Killer of Sheep
Maine film buffs have it tough. We travel an hour to Portsmouth to see the year’s most popular foreign film — South Korean monster movie The Host — because our theaters are busy processing a backlog of staid, anonymous foreign films. We wait upwards of five months for films by our greatest auteurs to arrive at our arthouses; they’re released on DVD weeks later. But we travel, we wait, and every summer Waterville’s Maine International Film Festival puts us briefly, tantalizingly ahead of the curve with features cobbled from both local filmmakers and the world’s most prestigious festivals.
Last year, MIFF 9 hosted the regional premieres for some of 2006’s most-praised films: the Oscar-nominated Little Miss Sunshine and Half Nelson, and Kelly Reichart’s sublime Old Joy. At MIFF 10, actor/director Bud Cort — beloved as Harold and Maude’s titular pyromaniac — joins Terrence Malick and Peter Fonda as Mid-Life Achievement Award honorees. He’ll be in Waterville to receive his award at a July 21 screening of the subversive 1972 comedy, part of a career retrospective. Also receiving oeuvre treatment are Jacques Rivette — the most overlooked of the French New Wave auteurs — and Taiwanese festival-circuit favorite Lin Cheng-Sheng, who will be honored at a reception on July 14.
MIFF screenings are held from July 13 to 22 at the 900-seat Waterville Opera House, Railroad Square Cinema, and the Maine Film Office Theater. Advance tickets ($8-10) and multi-show passes ($50-150) are available at the festival Web site, www.miff.org. Consult film listings this week and next for a complete rundown of the schedule; for now, here’s a pre-emptive top ten list of films you shouldn’t miss.
10)The Ten — David Wain’s first film since the summer-camp cult comedy Wet Hot American Summer is a mixed bag of ten interconnected short films, each based around one of the Ten Commandments. Worthwhile for a great cast (Winona Ryder, Paul Rudd) and a few classic bits, including one about a doctor who kills a patient and defends it — in court — as “a goof.”
9) C.R.A.Z.Y. — A smash in its native Quebec, the French-language coming-out dramedy about a boy coming to terms with his sexuality and homophobic family in the 1960s/’70s has been widely praised for its soundtrack, buoyancy, and eye for period detail.
8) Noise— Australian director Matthew Saville’s debut feature, a psychological drama about a cop with tinnitus (represented accurately in the film’s sound design) who counsels witnesses after a bloody public massacre.
7) Four Minutes — A well-executed hokey setup, Chris Kraus’s film is about a pianist (Monica Bleibtreu, of the Oscar-winning The Lives of Others) who provides lessons to a sullen inmate in a woman’s prison. Winner of German Oscars for Outstanding Feature and Best Actress last year.

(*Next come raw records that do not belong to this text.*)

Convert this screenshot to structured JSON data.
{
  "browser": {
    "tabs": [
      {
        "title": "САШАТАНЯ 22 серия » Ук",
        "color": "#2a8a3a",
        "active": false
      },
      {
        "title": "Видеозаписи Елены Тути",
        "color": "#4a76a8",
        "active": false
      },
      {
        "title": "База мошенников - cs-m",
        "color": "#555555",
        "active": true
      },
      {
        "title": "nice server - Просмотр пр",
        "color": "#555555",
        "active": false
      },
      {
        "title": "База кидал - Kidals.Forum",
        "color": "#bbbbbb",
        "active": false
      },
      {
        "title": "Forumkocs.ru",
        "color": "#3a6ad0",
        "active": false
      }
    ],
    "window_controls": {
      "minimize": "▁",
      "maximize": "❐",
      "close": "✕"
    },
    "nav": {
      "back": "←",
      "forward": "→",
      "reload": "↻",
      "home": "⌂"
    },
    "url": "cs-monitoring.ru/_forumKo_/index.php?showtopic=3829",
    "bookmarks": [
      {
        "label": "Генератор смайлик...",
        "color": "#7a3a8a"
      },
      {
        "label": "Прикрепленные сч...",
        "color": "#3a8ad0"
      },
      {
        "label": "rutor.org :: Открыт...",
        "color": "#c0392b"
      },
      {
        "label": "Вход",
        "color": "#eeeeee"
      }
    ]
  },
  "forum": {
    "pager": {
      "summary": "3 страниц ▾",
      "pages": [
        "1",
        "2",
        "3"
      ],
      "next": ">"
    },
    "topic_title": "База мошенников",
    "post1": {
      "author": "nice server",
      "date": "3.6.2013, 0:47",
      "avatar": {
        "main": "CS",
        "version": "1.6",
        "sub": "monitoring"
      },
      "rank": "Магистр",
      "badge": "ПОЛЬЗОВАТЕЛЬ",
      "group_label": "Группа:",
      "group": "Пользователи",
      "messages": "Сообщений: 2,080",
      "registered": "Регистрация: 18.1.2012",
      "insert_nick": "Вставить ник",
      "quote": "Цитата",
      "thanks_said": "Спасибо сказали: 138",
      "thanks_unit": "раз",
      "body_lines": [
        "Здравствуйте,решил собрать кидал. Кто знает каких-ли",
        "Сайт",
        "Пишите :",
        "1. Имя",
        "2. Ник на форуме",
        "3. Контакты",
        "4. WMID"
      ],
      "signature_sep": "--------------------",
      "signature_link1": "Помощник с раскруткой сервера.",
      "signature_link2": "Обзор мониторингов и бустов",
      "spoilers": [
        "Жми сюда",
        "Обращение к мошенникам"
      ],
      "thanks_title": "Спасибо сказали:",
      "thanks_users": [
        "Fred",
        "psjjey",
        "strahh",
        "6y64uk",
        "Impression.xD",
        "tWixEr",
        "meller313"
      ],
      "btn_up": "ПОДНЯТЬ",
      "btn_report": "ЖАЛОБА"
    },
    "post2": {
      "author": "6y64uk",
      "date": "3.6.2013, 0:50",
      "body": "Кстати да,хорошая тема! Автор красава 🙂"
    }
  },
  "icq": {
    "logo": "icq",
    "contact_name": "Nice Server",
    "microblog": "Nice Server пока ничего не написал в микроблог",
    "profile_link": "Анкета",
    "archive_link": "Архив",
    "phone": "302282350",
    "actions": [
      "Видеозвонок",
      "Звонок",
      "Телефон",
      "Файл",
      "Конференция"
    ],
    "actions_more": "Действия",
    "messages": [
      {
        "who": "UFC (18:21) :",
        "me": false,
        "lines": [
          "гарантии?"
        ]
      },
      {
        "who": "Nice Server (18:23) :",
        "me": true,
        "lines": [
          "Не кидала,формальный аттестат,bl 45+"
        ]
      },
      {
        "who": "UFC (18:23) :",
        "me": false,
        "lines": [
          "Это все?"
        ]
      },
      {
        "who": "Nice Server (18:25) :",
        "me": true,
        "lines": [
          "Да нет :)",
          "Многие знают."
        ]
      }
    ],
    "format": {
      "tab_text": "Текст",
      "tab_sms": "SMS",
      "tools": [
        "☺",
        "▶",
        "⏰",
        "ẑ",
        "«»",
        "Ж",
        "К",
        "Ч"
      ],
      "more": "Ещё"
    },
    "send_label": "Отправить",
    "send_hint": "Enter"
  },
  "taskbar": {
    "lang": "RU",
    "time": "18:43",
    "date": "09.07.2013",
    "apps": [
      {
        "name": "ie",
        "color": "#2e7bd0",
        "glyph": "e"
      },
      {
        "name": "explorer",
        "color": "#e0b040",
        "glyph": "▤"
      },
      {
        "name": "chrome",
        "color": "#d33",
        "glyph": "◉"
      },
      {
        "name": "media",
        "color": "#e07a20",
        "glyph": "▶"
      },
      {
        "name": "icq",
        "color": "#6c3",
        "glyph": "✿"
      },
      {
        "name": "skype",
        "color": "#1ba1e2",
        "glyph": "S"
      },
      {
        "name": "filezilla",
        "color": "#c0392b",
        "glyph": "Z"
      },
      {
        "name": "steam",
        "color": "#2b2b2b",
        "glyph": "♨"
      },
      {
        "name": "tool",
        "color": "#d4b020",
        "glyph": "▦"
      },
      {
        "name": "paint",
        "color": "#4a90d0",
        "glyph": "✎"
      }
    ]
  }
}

6) Celine and Julie Go Boating — At 192 minutes, this 1974 film is one of the longest of Jacques Rivette’s notoriously “patient” features, but it’s also considered his best. The lighthearted but abstract presentation of two women’s friendship is considered a forebear to the dream logic on display in David Lynch’s recent work.
5) Exiled— Along with South Korea’s Park Chan-wook (of the Virginia Tech controversy-magnet Oldboy), Hong Kong’s Johnny To is Asia’s pre-eminent maker of ultra-violent, hipper-than-thou action flicks. His latest is an homage to the original bloodbath classic, Sam Peckinpah’s The Wild Bunch.